Last week, the Organization for Economic Cooperation and Development in Paris issued a new report on the underground economy. This is only the latest study showing that a large fraction of employment and production in major countries as well as developing nations is taking place off the books, unrecorded in national accounts and untaxed by governments.
According to the report, the underground economy varies from 1.5 percent of gross domestic product in the United Kingdom to almost half in the Kyrgyz Republic. The OECD does not present data for the United States, but there is much data showing that it is a growing problem here, as well.
A recent book, "The Shadow Economy: An International Survey" (Cambridge University Press) by economists Friedrich Schneider and Dominik Enste, estimated the U.S. underground economy at between 6.7 percent of GDP and 13.9 percent in 1990, depending on the method used for calculation.
One common method is to look at currency in circulation as an indication of underground economic activity. By its nature, such activity is done almost entirely in cash so as to avoid detection by the authorities through checks or credit cards. On this basis, underground economic activity in the United States has probably risen sharply since 1990.
According to the Treasury Department, in 1990 there was $1,105 of currency in circulation for every American. By March of this year, that figure had risen to $2,455, an increase of 122 percent. It is highly unlikely that all of this increase is due to the needs of consumers to buy more goods and services, because per capita personal consumption expenditures only rose by 79 percent over the same period. This suggests that at least 35 percent of the increased demand for cash was for underground economic activity.

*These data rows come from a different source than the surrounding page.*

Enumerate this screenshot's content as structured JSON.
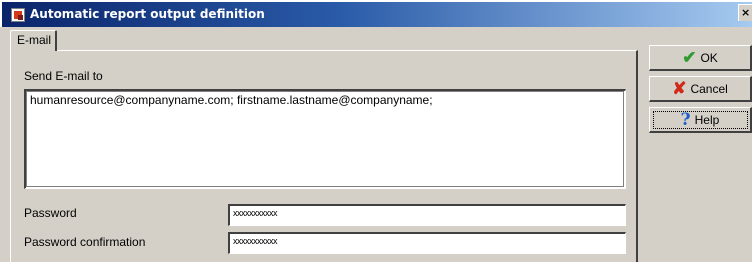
{
  "window": {
    "title": "Automatic report output definition",
    "close_glyph": "×"
  },
  "tabs": [
    {
      "label": "E-mail",
      "active": true
    }
  ],
  "email": {
    "send_to_label": "Send E-mail to",
    "recipients": "humanresource@companyname.com; firstname.lastname@companyname;"
  },
  "password": {
    "label": "Password",
    "value": "xxxxxxxxxxx"
  },
  "password_confirmation": {
    "label": "Password confirmation",
    "value": "xxxxxxxxxxx"
  },
  "buttons": {
    "ok": {
      "label": "OK",
      "icon": "checkmark-icon",
      "glyph": "✔",
      "color": "#2f9a2f"
    },
    "cancel": {
      "label": "Cancel",
      "icon": "cross-icon",
      "glyph": "✘",
      "color": "#d02a1a"
    },
    "help": {
      "label": "Help",
      "icon": "question-mark-icon",
      "glyph": "?",
      "color": "#1e5ec8"
    }
  },
  "colors": {
    "titlebar_start": "#0a246a",
    "titlebar_end": "#a6caf0",
    "dialog_background": "#d4d0c8"
  }
}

A further indication that this is the case is shown by looking at the composition of currency in circulation. Since 1990, 84 percent of the increase in currency is accounted for by $100 bills. Such bills now represent 71 percent of the monetary value of all U.S. currency, up from 52 percent in 1990. Average people do not ordinarily use $100 bills, but they are used heavily in the underground economy, which includes drug dealing and other illegal activity. Hence, it is reasonable to assume that the increased demand for $100s is due almost entirely to an increase in the underground economy.
Bruce Bartlett is a former senior fellow with the National Center for Policy Analysis of Dallas, Texas. Bartlett is a prolific author, having published over 900 articles in national publications, and prominent magazines and published four books, including Reaganomics: Supply-Side Economics in Action.

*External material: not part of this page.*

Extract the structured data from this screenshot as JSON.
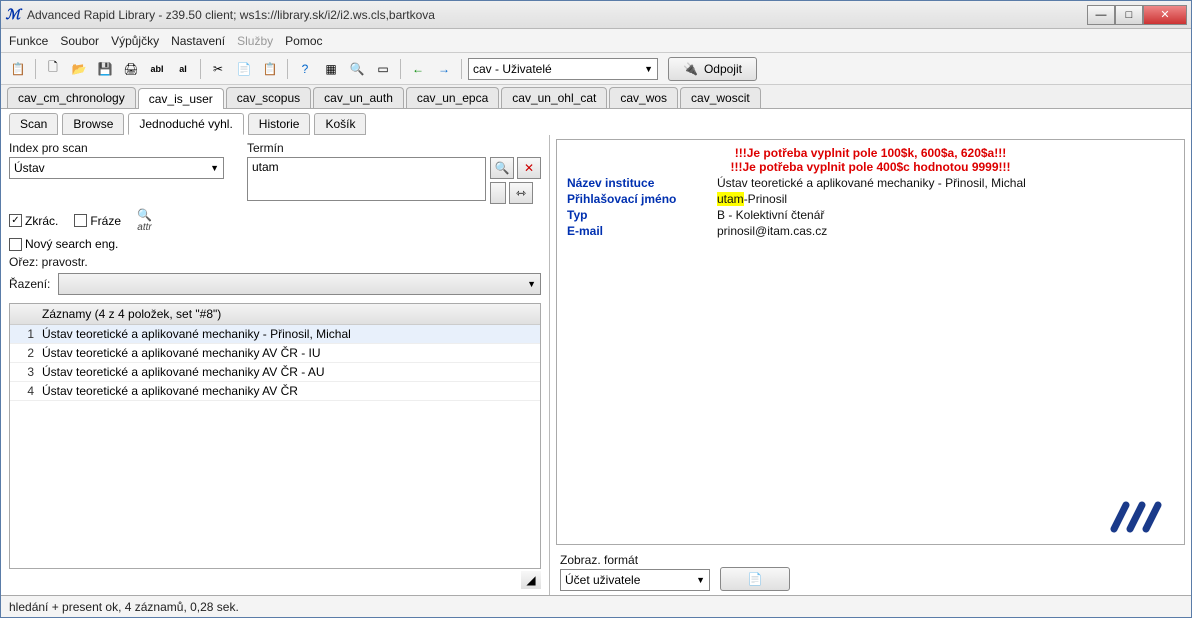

Be the first to read Bruce Bartlett's column. Sign up today and receive Townhall.com delivered each morning to your inbox.